Americans' risks of being shot by a gun were higher in 2011 than a decade earlier.
The figure below shows figures from the Centers for Disease Control WISQARS database supplemented with preliminary mortality data for 2011 on people in the U.S. who either suffered a non-fatal firearms injury (the blue bars) or were killed by a firearm (the red bars). The sum of the figures indicates the total number of people who were shot.
In 2011, just over 106,000 people were shot in the U.S., or about one out of every 2,940 Americans. Just over 32,000 of these shooting injuries were fatal. A decade earlier just under 93,000 people were shot (about one out of every 3,080 Americans) with just under 30,000 fatalities. When you adjust for the increase in the population and average the changes across all 11 years, the chances of being shot rose by 0.8% per year.
Nearly two-thirds of these shootings were assaults and homicides; figures appear below. In 2011, there were just under 67,000 firearms assaults and homicides compared to just over 52,000 a decade earlier. Adjusting for population growth and averaging changes across years, the chances of an American suffering a homicide or an assault injury at the end of a gun climbed by 1.7% per year.
Accidental shootings were down over the decade, falling from 18,500 in 2001 to 15,500 in 2011. Adjusting for population size and averaging the changes over the decade, the chances of being accidentally shot fell by 2.3% per year.
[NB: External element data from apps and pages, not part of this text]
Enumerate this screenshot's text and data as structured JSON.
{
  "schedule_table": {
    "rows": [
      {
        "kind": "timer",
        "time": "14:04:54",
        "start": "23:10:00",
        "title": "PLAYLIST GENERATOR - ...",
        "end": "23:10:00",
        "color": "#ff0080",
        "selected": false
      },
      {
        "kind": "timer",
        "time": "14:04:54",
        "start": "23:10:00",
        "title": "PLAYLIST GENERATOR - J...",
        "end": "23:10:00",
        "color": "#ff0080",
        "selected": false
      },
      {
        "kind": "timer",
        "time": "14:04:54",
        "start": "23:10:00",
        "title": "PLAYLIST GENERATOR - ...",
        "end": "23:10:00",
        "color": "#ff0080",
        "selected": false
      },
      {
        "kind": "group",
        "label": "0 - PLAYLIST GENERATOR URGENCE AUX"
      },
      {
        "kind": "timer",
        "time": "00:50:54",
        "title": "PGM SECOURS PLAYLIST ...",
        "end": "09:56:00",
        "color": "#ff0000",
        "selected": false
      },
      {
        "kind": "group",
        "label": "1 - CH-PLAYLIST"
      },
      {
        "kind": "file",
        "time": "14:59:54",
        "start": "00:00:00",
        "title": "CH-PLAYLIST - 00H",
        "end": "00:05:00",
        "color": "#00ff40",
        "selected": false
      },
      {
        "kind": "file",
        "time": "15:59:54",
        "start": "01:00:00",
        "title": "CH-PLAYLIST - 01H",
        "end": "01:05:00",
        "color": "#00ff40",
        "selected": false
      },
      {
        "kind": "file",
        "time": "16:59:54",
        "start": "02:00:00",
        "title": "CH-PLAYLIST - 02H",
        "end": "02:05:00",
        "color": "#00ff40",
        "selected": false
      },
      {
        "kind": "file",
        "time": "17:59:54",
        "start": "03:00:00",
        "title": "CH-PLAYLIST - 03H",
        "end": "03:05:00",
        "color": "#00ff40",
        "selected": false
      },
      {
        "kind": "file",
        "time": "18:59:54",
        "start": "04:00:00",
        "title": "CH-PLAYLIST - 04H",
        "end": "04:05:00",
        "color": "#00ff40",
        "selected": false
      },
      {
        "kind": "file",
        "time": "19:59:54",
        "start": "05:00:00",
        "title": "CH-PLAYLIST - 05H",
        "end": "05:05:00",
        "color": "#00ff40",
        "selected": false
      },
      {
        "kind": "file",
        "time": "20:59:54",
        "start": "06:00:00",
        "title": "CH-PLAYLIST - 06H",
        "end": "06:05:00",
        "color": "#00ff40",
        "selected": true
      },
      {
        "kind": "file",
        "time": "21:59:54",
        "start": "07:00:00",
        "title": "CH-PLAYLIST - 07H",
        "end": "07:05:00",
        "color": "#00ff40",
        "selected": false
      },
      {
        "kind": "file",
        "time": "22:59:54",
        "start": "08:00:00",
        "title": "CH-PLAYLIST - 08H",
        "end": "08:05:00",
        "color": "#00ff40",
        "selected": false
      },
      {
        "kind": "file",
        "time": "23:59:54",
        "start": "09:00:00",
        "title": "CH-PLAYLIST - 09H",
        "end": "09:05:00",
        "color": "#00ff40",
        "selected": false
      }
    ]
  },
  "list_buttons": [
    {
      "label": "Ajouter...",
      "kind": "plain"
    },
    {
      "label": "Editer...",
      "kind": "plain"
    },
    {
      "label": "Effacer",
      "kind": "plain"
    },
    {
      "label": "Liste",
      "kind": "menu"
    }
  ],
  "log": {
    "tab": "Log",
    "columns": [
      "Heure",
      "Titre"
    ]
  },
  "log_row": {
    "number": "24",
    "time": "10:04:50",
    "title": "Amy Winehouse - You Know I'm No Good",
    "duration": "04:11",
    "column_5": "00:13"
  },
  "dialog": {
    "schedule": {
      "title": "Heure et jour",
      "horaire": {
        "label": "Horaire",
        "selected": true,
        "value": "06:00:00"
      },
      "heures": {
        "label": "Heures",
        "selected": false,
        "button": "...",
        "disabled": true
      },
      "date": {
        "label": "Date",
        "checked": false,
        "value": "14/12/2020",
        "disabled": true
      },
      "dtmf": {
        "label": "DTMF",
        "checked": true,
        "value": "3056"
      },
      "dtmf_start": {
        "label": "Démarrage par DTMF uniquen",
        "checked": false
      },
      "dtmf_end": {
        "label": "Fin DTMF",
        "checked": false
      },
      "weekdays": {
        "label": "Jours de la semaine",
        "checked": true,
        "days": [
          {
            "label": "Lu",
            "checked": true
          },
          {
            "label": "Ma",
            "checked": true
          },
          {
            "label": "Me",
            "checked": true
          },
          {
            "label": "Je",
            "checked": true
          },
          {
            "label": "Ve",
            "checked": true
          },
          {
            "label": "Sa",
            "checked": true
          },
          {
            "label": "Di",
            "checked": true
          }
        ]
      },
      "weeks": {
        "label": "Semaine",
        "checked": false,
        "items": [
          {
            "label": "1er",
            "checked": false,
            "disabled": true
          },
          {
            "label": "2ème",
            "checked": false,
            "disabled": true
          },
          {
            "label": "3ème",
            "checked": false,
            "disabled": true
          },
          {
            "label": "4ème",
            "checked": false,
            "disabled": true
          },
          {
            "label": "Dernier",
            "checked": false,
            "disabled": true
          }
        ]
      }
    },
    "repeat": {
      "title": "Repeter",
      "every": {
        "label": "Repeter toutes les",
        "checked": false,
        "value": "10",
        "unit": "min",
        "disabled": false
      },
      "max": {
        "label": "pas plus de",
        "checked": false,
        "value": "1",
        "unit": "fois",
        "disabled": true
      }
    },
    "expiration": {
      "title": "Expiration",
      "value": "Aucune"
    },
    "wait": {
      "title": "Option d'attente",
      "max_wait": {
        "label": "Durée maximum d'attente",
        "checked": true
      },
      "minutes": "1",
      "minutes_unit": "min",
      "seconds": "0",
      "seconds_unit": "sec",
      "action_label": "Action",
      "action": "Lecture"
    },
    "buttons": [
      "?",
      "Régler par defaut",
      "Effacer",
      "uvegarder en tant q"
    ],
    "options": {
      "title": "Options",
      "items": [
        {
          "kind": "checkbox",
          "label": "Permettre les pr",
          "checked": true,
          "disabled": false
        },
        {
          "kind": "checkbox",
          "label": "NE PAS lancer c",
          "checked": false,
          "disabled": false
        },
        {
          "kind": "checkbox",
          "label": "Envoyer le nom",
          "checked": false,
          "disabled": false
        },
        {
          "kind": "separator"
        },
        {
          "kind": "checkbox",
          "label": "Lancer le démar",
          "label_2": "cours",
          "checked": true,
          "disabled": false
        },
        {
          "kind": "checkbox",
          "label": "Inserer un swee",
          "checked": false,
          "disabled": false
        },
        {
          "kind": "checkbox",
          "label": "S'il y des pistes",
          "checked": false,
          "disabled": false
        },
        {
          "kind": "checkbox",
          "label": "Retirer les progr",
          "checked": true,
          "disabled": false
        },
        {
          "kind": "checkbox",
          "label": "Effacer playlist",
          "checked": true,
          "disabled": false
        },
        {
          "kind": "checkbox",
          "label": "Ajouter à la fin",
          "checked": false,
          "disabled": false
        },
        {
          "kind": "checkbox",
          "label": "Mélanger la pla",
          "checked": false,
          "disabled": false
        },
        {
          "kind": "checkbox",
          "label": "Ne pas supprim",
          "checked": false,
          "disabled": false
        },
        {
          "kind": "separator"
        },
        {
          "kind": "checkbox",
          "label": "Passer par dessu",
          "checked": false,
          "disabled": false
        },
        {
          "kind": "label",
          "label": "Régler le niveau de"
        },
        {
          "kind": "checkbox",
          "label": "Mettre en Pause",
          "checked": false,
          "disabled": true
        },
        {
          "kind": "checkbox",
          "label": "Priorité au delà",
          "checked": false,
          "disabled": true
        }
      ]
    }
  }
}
While the gun accident figure might seem encouraging, it is worth considering that the chances of being accidentally cut or stabbed fell even more (2.6% per year).
More guns, more shootings, more misery.